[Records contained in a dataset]
****************

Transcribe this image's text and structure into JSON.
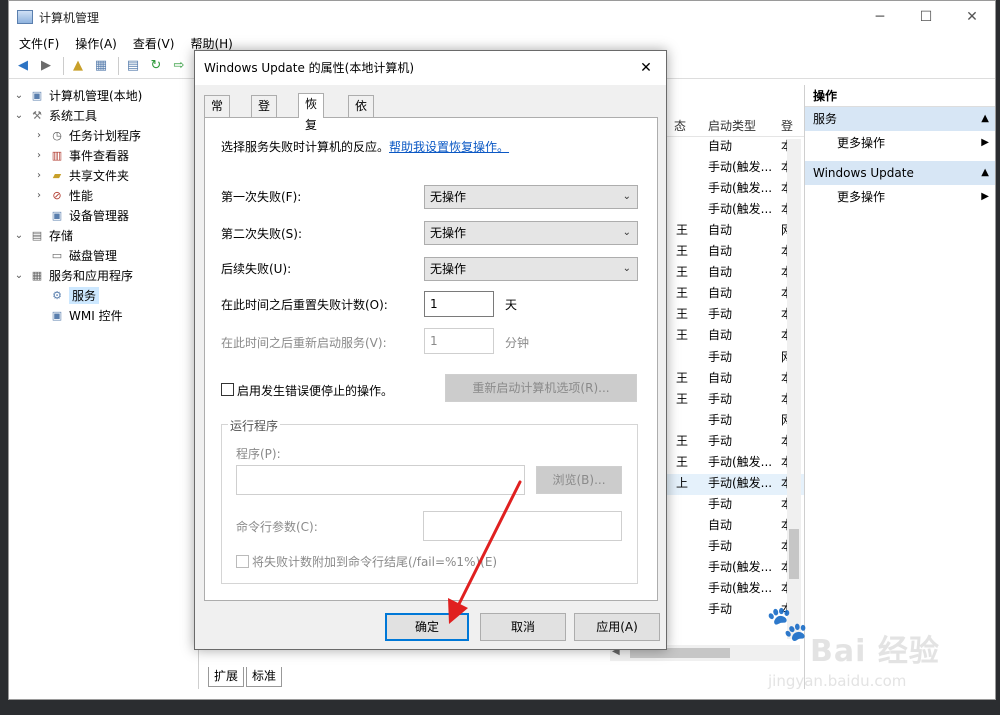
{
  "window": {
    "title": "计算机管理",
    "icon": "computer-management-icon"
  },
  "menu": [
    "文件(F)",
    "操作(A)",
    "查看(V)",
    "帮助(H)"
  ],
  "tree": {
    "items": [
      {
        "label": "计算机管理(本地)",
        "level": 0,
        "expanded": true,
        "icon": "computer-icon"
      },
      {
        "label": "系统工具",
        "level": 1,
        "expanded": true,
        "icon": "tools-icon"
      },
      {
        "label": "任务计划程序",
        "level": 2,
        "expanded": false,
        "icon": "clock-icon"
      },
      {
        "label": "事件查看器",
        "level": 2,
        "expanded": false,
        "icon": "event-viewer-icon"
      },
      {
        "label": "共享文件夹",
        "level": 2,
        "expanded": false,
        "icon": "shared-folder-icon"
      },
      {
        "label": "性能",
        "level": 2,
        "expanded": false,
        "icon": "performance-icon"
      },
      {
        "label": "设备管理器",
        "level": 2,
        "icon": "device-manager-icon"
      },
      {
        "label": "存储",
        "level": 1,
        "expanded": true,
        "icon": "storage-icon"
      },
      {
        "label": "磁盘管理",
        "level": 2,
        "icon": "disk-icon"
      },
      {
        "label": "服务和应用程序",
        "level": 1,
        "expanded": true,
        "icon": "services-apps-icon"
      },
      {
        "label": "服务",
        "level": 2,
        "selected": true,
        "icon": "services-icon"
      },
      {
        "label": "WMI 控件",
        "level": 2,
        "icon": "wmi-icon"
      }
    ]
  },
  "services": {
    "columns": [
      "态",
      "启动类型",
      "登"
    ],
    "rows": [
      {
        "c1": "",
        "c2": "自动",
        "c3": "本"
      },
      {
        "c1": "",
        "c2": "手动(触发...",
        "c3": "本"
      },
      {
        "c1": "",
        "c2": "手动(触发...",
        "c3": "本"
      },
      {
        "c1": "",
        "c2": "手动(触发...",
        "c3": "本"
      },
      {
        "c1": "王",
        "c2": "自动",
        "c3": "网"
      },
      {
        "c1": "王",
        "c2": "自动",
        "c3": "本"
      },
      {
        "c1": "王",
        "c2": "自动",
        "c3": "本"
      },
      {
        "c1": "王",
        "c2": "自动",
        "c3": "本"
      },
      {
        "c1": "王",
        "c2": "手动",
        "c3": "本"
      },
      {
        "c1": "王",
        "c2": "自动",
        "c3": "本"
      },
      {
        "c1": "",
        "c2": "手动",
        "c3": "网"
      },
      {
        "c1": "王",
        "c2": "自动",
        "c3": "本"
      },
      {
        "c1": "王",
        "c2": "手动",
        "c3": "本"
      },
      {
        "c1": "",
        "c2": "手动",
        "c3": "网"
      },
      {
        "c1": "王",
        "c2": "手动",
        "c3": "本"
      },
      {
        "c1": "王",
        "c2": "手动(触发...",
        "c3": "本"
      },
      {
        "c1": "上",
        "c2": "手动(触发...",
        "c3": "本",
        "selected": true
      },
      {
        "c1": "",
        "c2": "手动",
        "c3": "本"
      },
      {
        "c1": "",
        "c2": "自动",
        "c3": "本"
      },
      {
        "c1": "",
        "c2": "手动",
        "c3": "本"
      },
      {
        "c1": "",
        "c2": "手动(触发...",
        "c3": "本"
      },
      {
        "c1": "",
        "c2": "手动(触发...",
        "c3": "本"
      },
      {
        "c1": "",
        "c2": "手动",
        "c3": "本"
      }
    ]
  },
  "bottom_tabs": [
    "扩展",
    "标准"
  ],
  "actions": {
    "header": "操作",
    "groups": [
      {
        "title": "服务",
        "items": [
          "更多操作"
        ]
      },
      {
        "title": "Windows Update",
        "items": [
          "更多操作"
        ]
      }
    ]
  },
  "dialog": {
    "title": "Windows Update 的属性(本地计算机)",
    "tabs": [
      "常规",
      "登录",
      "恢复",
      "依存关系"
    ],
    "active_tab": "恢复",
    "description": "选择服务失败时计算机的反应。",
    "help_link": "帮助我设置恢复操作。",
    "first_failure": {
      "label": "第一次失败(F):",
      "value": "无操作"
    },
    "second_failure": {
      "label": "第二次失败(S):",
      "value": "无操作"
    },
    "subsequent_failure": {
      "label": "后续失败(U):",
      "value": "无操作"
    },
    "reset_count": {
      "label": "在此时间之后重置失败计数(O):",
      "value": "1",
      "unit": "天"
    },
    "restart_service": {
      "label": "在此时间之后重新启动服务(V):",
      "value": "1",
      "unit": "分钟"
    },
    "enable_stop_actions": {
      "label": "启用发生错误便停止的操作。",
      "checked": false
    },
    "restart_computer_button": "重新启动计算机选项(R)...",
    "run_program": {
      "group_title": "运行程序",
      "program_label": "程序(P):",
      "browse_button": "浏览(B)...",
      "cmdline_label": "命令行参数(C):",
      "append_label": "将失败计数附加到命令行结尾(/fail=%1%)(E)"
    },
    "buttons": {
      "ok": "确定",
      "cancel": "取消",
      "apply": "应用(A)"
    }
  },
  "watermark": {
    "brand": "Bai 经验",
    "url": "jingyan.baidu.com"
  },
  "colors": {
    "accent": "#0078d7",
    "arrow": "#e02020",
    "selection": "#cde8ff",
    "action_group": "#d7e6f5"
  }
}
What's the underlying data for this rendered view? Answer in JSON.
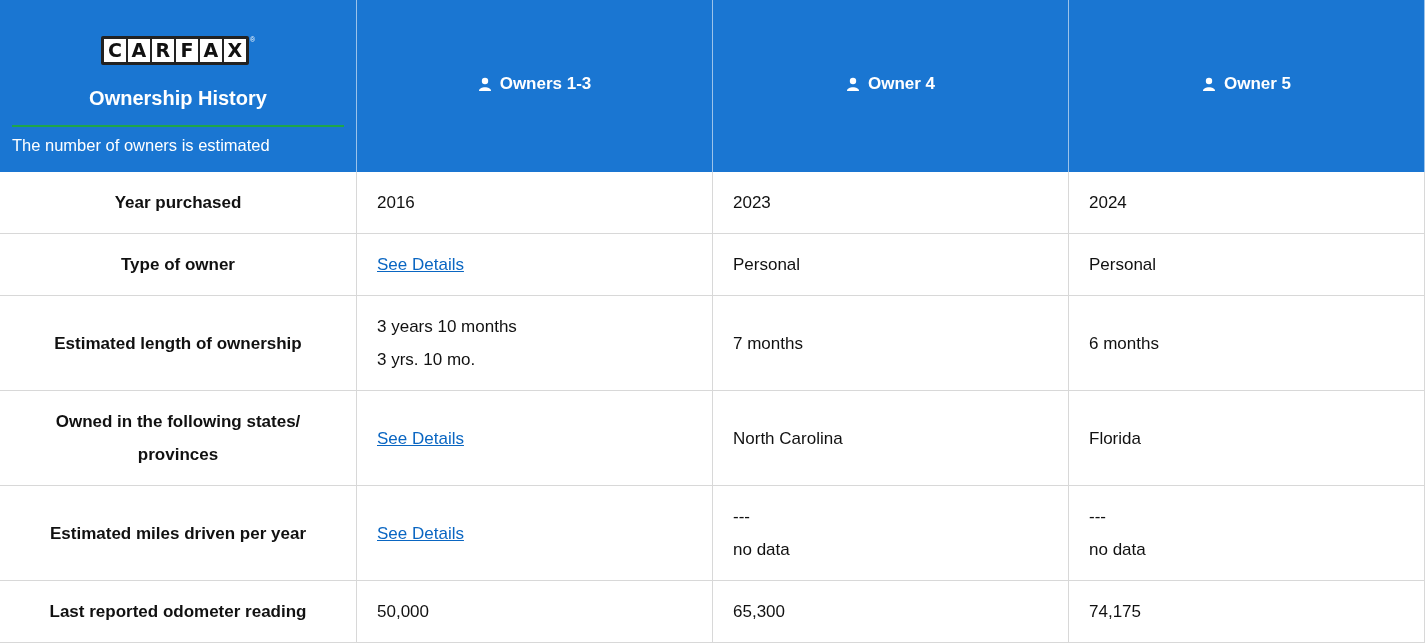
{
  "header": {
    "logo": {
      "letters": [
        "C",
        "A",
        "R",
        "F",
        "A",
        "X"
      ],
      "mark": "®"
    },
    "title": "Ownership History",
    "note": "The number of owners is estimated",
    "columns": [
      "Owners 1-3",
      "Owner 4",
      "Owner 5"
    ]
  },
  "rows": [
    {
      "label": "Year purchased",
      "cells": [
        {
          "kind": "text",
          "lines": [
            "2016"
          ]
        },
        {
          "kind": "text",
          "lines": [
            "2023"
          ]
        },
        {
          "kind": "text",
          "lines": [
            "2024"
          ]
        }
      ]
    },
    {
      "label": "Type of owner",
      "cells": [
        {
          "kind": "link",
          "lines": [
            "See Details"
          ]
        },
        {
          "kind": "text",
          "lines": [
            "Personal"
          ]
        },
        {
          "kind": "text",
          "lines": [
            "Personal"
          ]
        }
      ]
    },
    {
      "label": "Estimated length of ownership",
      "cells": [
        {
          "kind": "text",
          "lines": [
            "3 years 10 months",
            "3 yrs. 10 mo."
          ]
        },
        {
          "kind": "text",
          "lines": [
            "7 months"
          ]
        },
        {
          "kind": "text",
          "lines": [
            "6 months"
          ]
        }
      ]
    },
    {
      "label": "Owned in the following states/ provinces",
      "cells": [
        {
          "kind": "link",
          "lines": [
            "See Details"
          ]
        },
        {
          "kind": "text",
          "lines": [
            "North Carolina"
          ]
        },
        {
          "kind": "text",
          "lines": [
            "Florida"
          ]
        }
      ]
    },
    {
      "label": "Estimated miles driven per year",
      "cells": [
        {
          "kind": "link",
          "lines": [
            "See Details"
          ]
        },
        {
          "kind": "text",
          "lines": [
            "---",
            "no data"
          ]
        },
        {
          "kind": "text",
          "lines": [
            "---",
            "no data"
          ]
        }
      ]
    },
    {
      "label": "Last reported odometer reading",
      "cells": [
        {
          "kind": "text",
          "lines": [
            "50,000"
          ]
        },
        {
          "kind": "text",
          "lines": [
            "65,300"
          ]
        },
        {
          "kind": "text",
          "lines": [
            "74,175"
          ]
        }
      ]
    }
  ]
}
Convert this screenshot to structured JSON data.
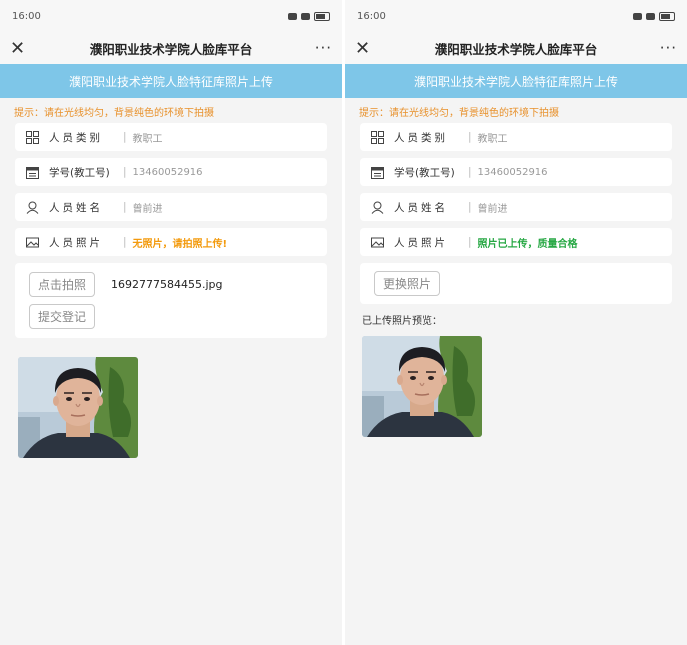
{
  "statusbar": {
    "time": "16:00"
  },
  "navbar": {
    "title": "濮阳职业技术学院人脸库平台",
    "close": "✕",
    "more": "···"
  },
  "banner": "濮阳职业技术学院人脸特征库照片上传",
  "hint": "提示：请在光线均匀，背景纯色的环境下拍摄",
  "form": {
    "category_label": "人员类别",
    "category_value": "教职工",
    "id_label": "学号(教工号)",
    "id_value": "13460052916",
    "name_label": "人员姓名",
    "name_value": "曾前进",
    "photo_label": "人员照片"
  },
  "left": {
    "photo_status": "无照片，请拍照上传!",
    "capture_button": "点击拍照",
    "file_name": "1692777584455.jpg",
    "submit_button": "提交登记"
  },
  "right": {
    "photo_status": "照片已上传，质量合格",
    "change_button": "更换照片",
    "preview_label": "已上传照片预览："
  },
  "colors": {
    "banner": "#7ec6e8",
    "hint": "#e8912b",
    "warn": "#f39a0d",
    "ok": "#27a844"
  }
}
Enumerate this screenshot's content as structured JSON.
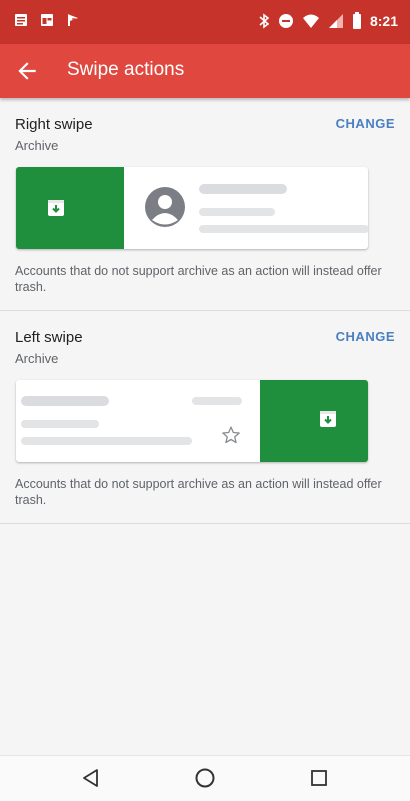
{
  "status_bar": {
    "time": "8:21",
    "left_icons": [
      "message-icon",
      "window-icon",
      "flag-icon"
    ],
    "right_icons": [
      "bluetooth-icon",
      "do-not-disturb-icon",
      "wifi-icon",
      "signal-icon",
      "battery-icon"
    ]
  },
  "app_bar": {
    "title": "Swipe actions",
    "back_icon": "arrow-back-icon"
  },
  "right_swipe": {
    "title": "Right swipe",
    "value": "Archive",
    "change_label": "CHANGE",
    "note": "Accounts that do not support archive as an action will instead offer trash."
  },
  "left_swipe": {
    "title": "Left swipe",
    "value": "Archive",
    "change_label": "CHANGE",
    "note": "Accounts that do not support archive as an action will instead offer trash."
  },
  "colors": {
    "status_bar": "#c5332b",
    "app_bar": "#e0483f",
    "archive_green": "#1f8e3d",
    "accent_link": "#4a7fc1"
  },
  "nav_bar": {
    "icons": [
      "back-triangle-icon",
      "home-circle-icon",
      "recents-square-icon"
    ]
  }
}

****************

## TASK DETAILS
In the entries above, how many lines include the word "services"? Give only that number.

## RESULT FOR THIS EXERCISE
3